# Task prompt
Locate the string "this" in the listing below. Copy every line where it is found.
■ ■ ■ ■
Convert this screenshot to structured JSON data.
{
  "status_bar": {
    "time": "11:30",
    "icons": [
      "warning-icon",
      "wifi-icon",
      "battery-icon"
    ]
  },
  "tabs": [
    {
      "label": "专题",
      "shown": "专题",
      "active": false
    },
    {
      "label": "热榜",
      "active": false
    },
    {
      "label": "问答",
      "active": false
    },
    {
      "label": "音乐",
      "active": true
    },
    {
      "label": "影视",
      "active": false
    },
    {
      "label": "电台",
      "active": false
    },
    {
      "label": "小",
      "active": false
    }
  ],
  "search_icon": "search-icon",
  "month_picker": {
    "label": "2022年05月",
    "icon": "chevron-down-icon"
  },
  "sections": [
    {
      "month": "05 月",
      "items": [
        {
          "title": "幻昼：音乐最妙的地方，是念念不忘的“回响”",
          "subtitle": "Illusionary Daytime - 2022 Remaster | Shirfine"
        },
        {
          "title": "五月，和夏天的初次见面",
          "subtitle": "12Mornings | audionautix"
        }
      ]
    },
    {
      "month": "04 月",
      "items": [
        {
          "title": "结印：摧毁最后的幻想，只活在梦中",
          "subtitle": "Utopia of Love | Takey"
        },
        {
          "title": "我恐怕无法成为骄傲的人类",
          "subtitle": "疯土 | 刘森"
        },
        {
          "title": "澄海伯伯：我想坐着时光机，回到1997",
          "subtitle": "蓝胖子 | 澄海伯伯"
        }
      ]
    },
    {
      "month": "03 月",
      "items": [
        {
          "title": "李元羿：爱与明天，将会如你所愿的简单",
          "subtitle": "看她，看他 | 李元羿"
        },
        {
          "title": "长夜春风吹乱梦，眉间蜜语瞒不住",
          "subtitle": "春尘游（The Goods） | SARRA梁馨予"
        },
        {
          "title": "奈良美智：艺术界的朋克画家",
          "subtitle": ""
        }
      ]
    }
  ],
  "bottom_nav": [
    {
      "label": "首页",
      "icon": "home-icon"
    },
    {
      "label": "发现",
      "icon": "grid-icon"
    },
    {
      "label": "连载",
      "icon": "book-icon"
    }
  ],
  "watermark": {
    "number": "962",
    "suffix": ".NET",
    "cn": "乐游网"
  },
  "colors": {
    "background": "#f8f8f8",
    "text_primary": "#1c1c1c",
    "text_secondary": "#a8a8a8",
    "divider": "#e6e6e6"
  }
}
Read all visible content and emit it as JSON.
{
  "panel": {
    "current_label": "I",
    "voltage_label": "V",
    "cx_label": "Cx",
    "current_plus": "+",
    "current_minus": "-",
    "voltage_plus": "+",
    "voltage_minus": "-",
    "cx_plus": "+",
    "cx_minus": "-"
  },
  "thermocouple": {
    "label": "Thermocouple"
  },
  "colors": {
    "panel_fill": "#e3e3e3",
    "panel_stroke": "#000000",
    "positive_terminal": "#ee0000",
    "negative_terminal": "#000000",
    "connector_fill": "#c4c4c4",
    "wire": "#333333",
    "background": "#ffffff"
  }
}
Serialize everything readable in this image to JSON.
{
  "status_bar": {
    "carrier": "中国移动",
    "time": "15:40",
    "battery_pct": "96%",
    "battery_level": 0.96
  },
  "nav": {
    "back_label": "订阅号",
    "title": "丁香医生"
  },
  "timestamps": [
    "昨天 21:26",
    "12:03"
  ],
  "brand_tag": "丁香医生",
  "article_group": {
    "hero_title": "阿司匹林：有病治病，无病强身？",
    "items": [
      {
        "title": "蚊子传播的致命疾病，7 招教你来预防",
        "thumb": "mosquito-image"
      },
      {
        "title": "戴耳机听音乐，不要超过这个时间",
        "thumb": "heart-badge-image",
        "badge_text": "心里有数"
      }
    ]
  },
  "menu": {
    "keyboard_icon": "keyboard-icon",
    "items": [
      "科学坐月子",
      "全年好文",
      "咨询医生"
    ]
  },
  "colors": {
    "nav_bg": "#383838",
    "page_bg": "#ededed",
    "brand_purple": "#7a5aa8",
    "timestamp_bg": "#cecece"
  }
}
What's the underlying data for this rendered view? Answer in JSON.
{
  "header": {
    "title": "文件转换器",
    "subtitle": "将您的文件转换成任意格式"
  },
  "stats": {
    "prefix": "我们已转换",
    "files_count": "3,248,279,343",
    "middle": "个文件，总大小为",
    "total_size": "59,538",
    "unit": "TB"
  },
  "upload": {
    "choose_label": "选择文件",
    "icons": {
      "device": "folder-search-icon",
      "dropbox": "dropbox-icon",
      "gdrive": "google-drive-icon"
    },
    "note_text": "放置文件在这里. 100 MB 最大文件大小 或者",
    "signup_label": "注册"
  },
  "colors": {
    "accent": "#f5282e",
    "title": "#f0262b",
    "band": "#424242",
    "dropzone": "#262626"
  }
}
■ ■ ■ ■
# Response
Convert this screenshot to structured JSON data.
Serialize everything readable in this image to JSON.
What's the underlying data for this rendered view? Answer in JSON.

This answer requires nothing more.